Chapter 1 of the book deals with discovery of cheating with regards, to sumo wrestlers and teachers. Chapter 2 is about information control in relation to real-estate agents and the Ku Klux Klan. In Chapter 3, the economics of drug dealing, together with low earnings and the horrible working conditions of cocaine dealers are discussed. The role of legalized abortion in crime reduction is discussed in Chapter 4. Chapter 5 talks about the negligible effects that good parenting has on education. Finally, Chapter 6, concerns the socioeconomic patterns of children naming.
The most sensational claim in the book is where Levitt and Dubner argue that legalized abortion reduces rates of crime as stated, “Legalized abortion led to less unwantedness; unwantedness leads to high crime; legalized abortion, therefore, led to less crime” (139). Cheating is the heart of Freakonomics.

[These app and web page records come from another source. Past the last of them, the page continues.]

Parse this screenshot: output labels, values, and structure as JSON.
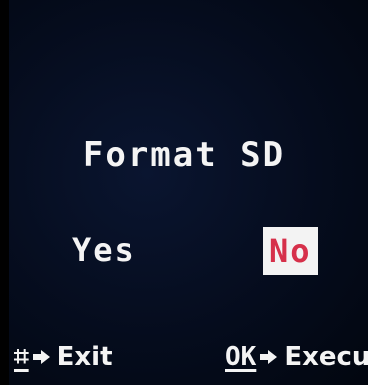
{
  "dialog": {
    "title": "Format SD",
    "options": {
      "yes_label": "Yes",
      "no_label": "No",
      "selected": "No"
    }
  },
  "footer": {
    "exit": {
      "key_icon": "menu-gear-icon",
      "key_glyph": "⌗",
      "arrow_icon": "arrow-right-icon",
      "label": "Exit"
    },
    "execute": {
      "key_label": "OK",
      "arrow_icon": "arrow-right-icon",
      "label": "Execu"
    }
  },
  "colors": {
    "background": "#050c1d",
    "text": "#f4f4f4",
    "selected_background": "#f3f3f3",
    "selected_text": "#d6304a"
  }
}
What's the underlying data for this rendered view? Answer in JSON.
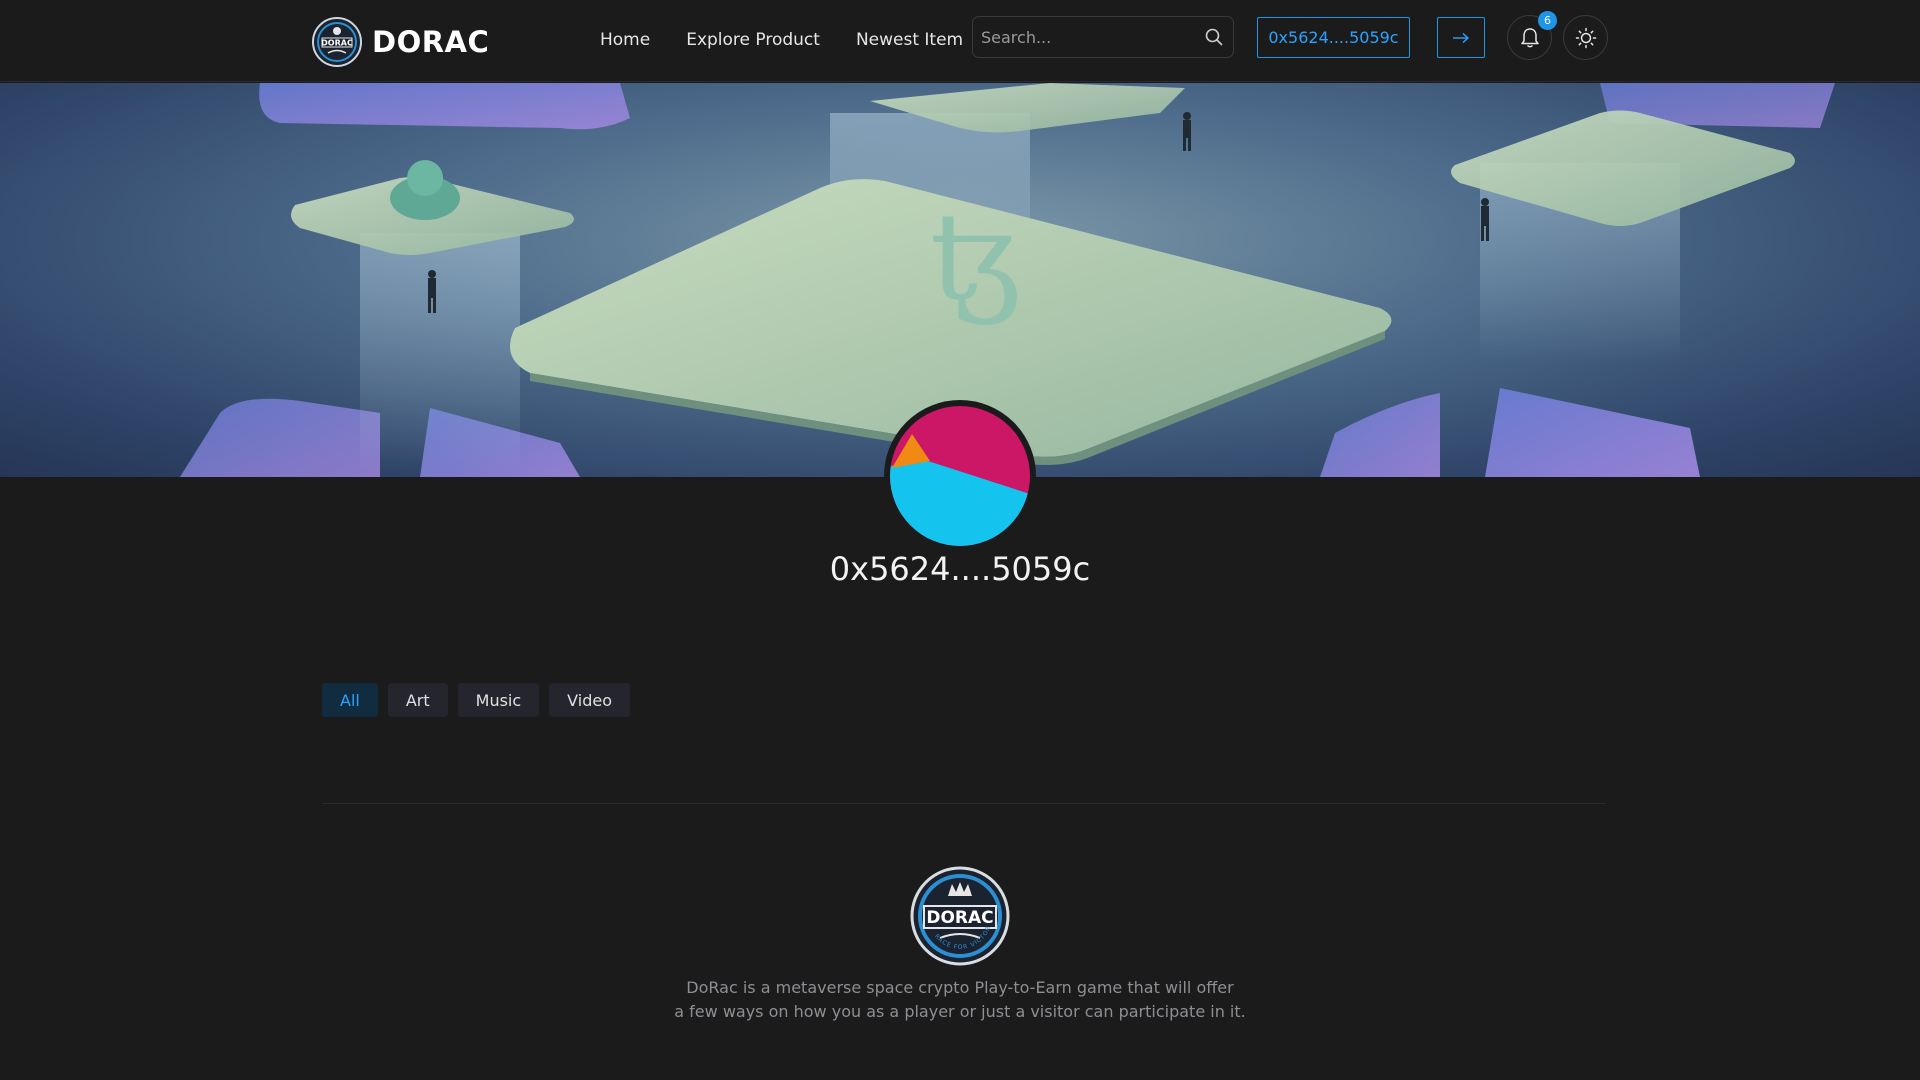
{
  "brand": {
    "name": "DORAC",
    "logo_text": "DORAC",
    "logo_tagline": "RACE FOR VICTORY"
  },
  "nav": {
    "items": [
      "Home",
      "Explore Product",
      "Newest Item"
    ]
  },
  "search": {
    "placeholder": "Search..."
  },
  "wallet": {
    "address": "0x5624....5059c"
  },
  "notifications": {
    "count": "6"
  },
  "profile": {
    "address": "0x5624....5059c"
  },
  "tabs": {
    "items": [
      "All",
      "Art",
      "Music",
      "Video"
    ],
    "active": "All"
  },
  "footer": {
    "description_line1": "DoRac is a metaverse space crypto Play-to-Earn game that will offer",
    "description_line2": "a few ways on how you as a player or just a visitor can participate in it."
  },
  "colors": {
    "accent": "#1e95e6",
    "background": "#1b1b1c",
    "avatar_pink": "#cc1766",
    "avatar_cyan": "#14c4ef",
    "avatar_orange": "#f08a14"
  }
}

The book treats readers to a delightful ordinary gallery of rouges of Sumo wrestlers, Chicago schoolteachers, bagel-consuming office workers, as well as realtors. The Chicago school teachers, for example, have the means (access to test forms of students) and motive to cheat. Levitt devises an algorithm that is able to catch cheating teachers. It is also fascinating how the two authors tackle the issue of discrimination. According to Levitt and Dubner, black kindergarten kids perform similar in tests as their white counterparts when parental education and income are controlled. Any variations in their test scores arise because of inequalities in these two factors, as opposed to race. However, a few years later, the emergence of the test score gap between black and white students arise because more black than white students are excessively concentrated in substandard schools, which contributes to their poor performance causing the variation in their test score.

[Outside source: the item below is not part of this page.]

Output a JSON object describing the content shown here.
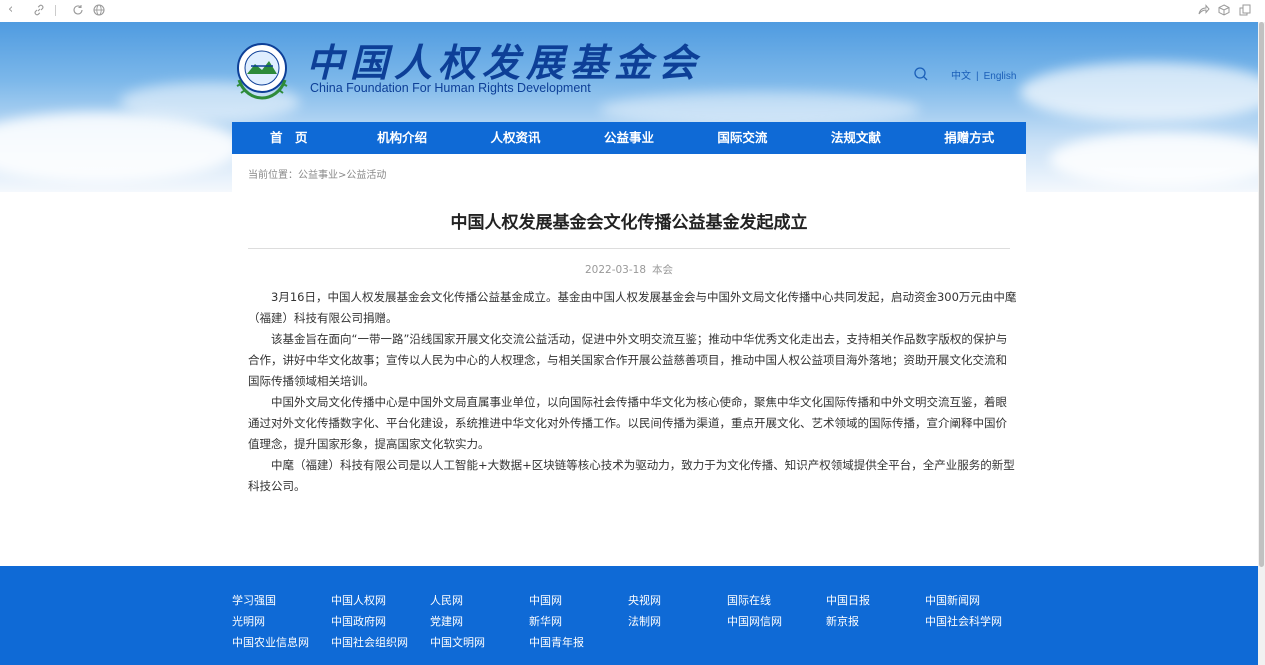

Freakonomics is a concise and well-written book that is not only informative, but also challenging and entertaining. For instance, Levitt’s creativity in devising strategies that detect cheating cannot be ignored. Also, the small percentage of people who cheat is intriguing i.e. 4-5% of school teachers doctor students’ answer sheets, while only 3% of realtors lie to their clients. Considering the fact that incentives increases immorality, the small percentage of those involved in cheating shows that there is a fair amount of honesty existing in the society according to the two authors.

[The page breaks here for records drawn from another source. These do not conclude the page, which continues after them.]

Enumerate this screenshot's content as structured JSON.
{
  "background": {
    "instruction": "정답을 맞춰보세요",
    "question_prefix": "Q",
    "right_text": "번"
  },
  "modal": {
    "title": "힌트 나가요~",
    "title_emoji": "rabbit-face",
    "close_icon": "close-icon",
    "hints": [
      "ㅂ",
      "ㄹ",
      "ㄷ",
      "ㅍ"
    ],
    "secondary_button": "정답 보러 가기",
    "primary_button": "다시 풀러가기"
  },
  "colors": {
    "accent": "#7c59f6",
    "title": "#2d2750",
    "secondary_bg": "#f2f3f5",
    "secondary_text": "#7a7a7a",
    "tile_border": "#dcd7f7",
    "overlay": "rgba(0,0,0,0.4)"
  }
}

However, this book is not without its fair share of flaws. I strongly refute the claim which states, “Compared to Romanian children born just a year earlier, the cohort of children born after the abortion ban would do worse in every measurable way: they would test lower in school, they would have less success in the labor market, and they would also prove much more likely to become criminals” (p. 118). The opposite of this statement is true as shown in Pop-Eleches (34) which states that, children born in 1967 following the banning of abortions exhibit better labor market and educational achievements than those born before the ban. In addition, I think the book is more of a criminology/sociology work, as opposed to economics work, since very little of its content concerns economics. Also, the bizarre and careless manner in which the authors have used statistics to justify their stance on morality is ridiculous. For instance, in the bagel seller example where Levitt and Dubner reason that because only 13% of people did not pay for bagels when they were left out with a payment box, then 87% of them have an innate honesty. Such generalizations do not make sense since people can pay for bagels out of guilt, or fear of being caught, not necessarily because of the honesty. In general, Freakonomics is an entertaining and informative book that encourages critical thinking.